School milk programs are common in many countries around the world, with over 160 million children worldwide currently benefiting from milk in schools. School milk programs are recognized for their positive impact on the nutrition needs of school-aged children to support their growth and development. Research has shown that these programmes are in place for good reason. They help to address issues of malnutrition and encourage healthy eating habits.
World School Milk Day is celebrated each year on the last Wednesday of September, which fell this year on September 29. To celebrate the day, IDF put together a virtual seminar to officially launch the IDF School Milk Knowledge Hub. Moderated by Caroline Emond, IDF Director-General, the webinar featured speakers from across the globe, addressing their global experiences, practices, contributions, and perspectives on the benefits of school milk programs worldwide.
Caroline Emond introduced the hour-long webinar with a video introduction to IDFs School Milk Programs Knowledge Hub that was launched earlier this year, the hub provides information on existing programs, case studies, resources and campaigns, other important links, and collaborations.

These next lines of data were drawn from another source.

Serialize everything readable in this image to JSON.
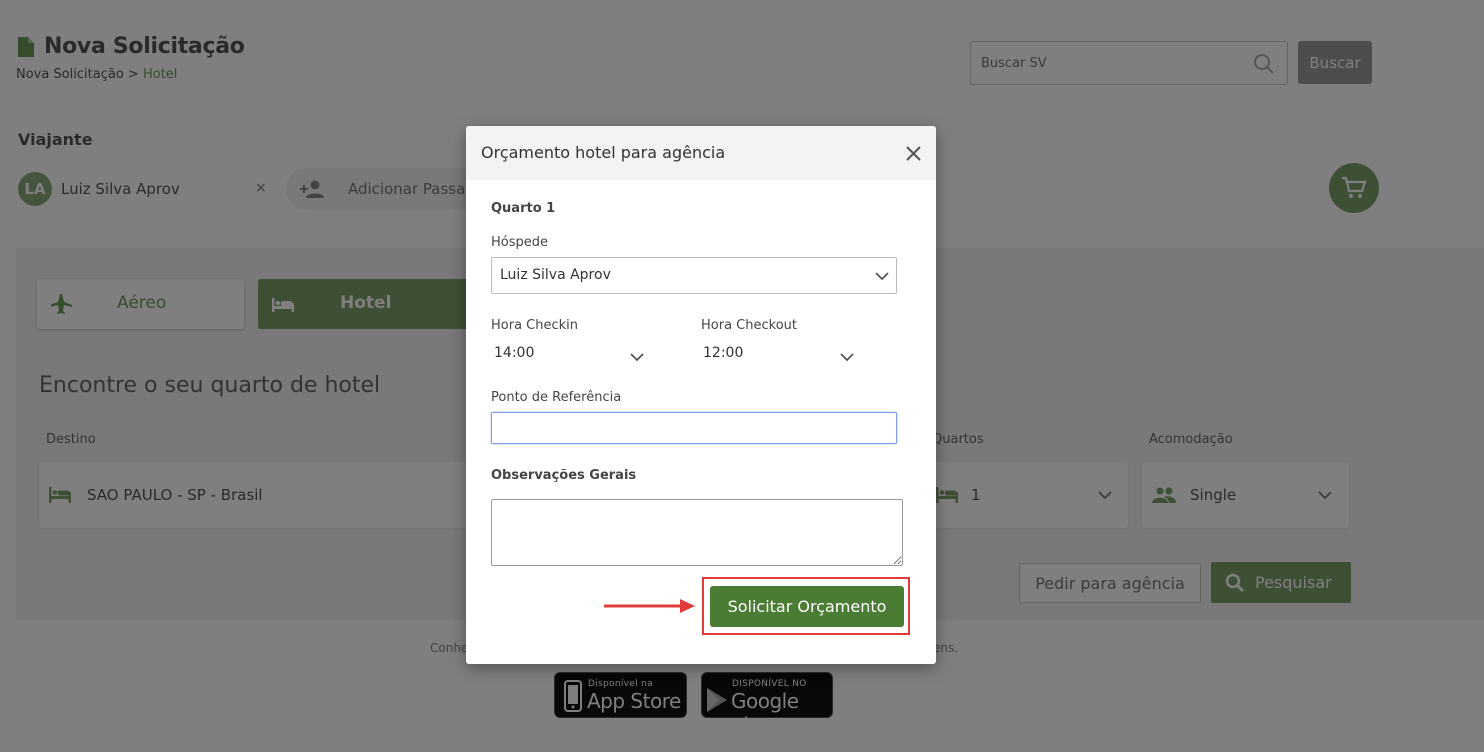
{
  "page": {
    "title": "Nova Solicitação",
    "breadcrumb_parent": "Nova Solicitação",
    "breadcrumb_sep": " > ",
    "breadcrumb_current": "Hotel"
  },
  "search": {
    "placeholder": "Buscar SV",
    "button_label": "Buscar"
  },
  "traveler": {
    "section_label": "Viajante",
    "initials": "LA",
    "name": "Luiz Silva Aprov",
    "remove_symbol": "×",
    "add_label": "Adicionar Passag"
  },
  "tabs": [
    {
      "label": "Aéreo",
      "icon": "airplane-icon",
      "active": false
    },
    {
      "label": "Hotel",
      "icon": "bed-icon",
      "active": true
    }
  ],
  "hotel_search": {
    "heading": "Encontre o seu quarto de hotel",
    "destino_label": "Destino",
    "destino_value": "SAO PAULO - SP - Brasil",
    "quartos_label": "Quartos",
    "quartos_value": "1",
    "acomodacao_label": "Acomodação",
    "acomodacao_value": "Single",
    "pedir_label": "Pedir para agência",
    "pesquisar_label": "Pesquisar"
  },
  "footer": {
    "text_left": "Conhe",
    "text_right": "ens.",
    "app_store_small": "Disponível na",
    "app_store_big": "App Store",
    "google_small": "DISPONÍVEL NO",
    "google_big": "Google play"
  },
  "modal": {
    "title": "Orçamento hotel para agência",
    "room_label": "Quarto 1",
    "guest_label": "Hóspede",
    "guest_value": "Luiz Silva Aprov",
    "checkin_label": "Hora Checkin",
    "checkin_value": "14:00",
    "checkout_label": "Hora Checkout",
    "checkout_value": "12:00",
    "reference_label": "Ponto de Referência",
    "reference_value": "",
    "notes_label": "Observações Gerais",
    "notes_value": "",
    "submit_label": "Solicitar Orçamento"
  },
  "colors": {
    "brand_green": "#7aa06a",
    "submit_green": "#4a7c34",
    "highlight_red": "#e23b3b",
    "focus_blue": "#7f9fe0"
  }
}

Speaker, Rafael Fabrega, Director of Tetra Laval Food for Development, shared Tetra’s global experiences and best practices in school milk programs. His organisation has been participating in the development of school feeding and nutrition programs for more than 58 years. He mentioned the challenge caused by the lack of infrastructure and the importance of data collection to measure demonstrable tangible impact.

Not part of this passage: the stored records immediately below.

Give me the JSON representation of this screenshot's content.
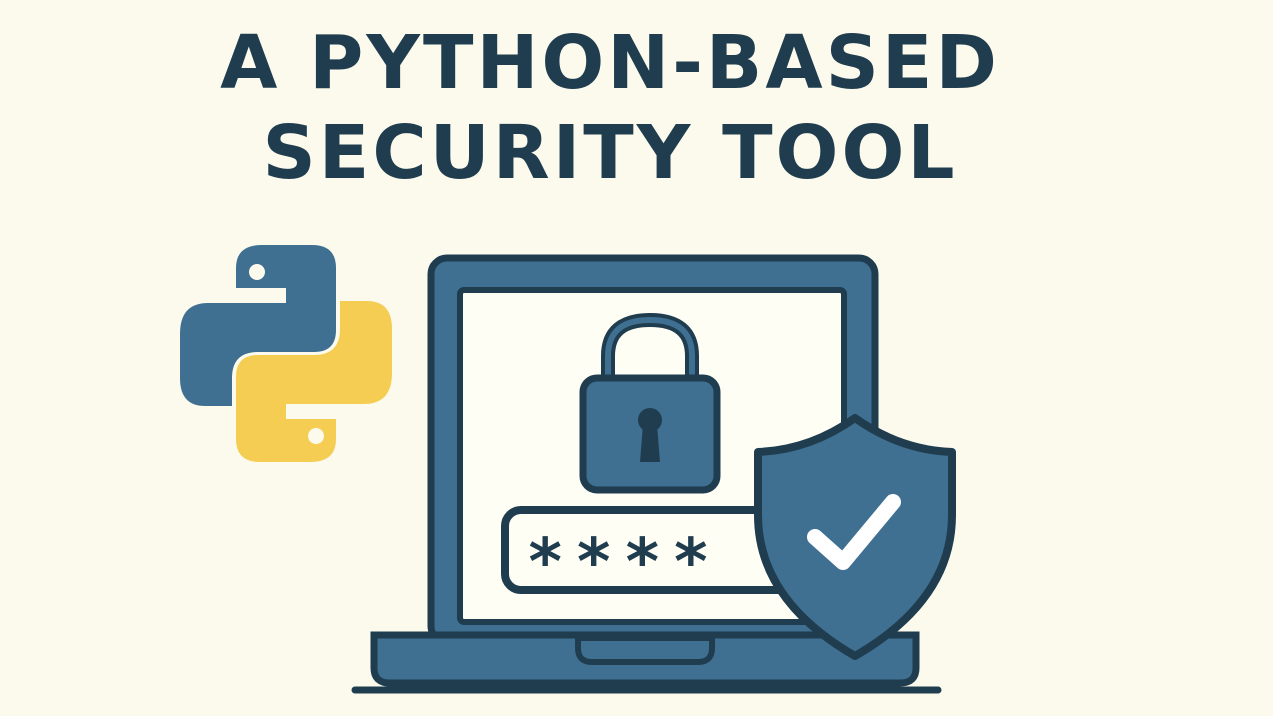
{
  "title": {
    "line1": "A PYTHON-BASED",
    "line2": "SECURITY TOOL"
  },
  "illustration": {
    "password_field": {
      "masked_value": "****"
    },
    "icons": [
      "python-logo-icon",
      "laptop-icon",
      "padlock-icon",
      "shield-check-icon"
    ]
  },
  "colors": {
    "background": "#fcfaec",
    "dark_blue": "#1f3d4f",
    "python_blue": "#3f6f91",
    "python_yellow": "#f4cd52",
    "screen_white": "#fffef5"
  }
}
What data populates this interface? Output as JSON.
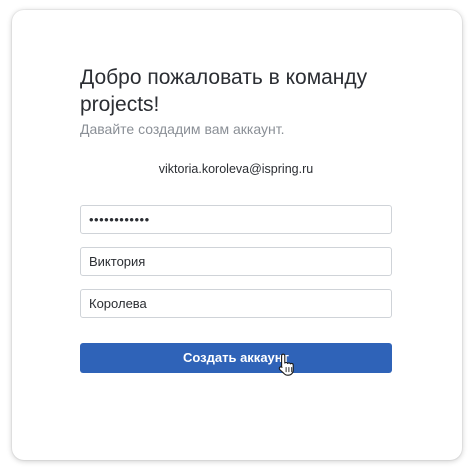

The cooperation with the public sector, intergovernmental organisations, as well as non-governmental organisations was also addressed, mentioning the school milk knowledge hub as a “wonderful example of that”. Rafael also pointed out the current data proves that school feeding programs worldwide are a crucial and valuable investment for a country to ensure food security.

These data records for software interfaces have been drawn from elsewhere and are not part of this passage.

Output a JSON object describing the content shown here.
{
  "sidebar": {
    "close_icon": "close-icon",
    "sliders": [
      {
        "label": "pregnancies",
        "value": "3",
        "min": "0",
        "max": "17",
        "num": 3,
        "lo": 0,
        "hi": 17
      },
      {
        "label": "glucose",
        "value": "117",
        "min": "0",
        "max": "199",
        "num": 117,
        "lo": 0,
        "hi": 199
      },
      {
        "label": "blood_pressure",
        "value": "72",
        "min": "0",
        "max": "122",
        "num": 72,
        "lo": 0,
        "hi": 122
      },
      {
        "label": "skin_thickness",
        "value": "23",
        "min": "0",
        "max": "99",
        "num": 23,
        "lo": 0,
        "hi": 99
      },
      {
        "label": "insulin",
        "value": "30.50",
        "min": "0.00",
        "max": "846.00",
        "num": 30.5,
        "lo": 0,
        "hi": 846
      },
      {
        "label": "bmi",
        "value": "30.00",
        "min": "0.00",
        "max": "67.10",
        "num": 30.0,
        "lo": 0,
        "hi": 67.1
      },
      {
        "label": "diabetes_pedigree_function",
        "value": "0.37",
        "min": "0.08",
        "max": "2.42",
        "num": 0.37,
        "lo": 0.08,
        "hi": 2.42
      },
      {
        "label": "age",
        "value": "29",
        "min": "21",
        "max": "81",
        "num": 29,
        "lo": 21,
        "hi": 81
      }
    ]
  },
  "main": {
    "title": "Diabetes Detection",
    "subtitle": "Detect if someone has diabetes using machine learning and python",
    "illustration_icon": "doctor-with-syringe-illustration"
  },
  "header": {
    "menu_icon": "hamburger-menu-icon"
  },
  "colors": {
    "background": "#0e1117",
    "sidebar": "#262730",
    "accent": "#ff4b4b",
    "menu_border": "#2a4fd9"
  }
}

Heidi Kessler, Senior Program and Operations Officer at the Global Children Nutrition Foundation (GCNF) also presented at the IDF webinar under the title: School Milk Programs around the World: Learnings and Inspiration. She first explained the work of the GCNF. Some of the key observations provided in her presentation highlighted that “improving child health and nutrition is a primary program objective for school milk programs”, and how “school milk programs provide a predictable, long-term market for farmers and processors, thereby supporting productivity gains and private sector development” and that it is also important to note that “milk is provided free or at a subsidized price in most programs”, so that even those with the lowest income can benefit.
The latest Global Survey on School Feeding Programs shows that approximately 50% of programs serve dairy products. While 100% of programs in high-income settings served dairy products, this value was 78% in upper-middle, 39% in the lower middle, and 20% in lower-income settings. Milk being such a nutrient-dense and accessible food, it is crucial, now more than ever, to address the importance of school milk programs in achieving SDG2 of the UN Sustainable Development Goals.
On a positive note, it was highlighted that the countries that have implemented school milk programs, across all continents, have managed to maintain their programs, as well as see an improvement in school children’s health and academic performance, proving the success of school milk programs.
Heidi ended the detailed presentation, with a keynote: “Global school milk programs demonstrate an overwhelming consensus on the prioritization of improving child health and nutrition as a program objective”
Caroline Emond concluded the IDF webinar, with a reminder of the importance of school milk programs to deliver the UN SDGs:
“It is crucial in the times that we are in, to remind your government of the contribution of school milk programs. It is important to showcase the benefits of those programs so that we can scale up existing programs, bring more countries to implement school milk programs, and ensure that milk and dairy foods are offered in school feeding programs so that more children have access to school milk feeding programs”. She concluded: “As you have seen, milk and dairy foods are versatile foods and are served as part of breakfast, lunch meal or as a snack. School Milk Programs increase access to education, improve nutrition and health and stimulate local economies and contribute to the UN SDGs. That is why we celebrate the World School Milk Day around the world!”
You can watch the webinar on our YouTube channel here.
The IDF School Milk Knowledge Hub is available here.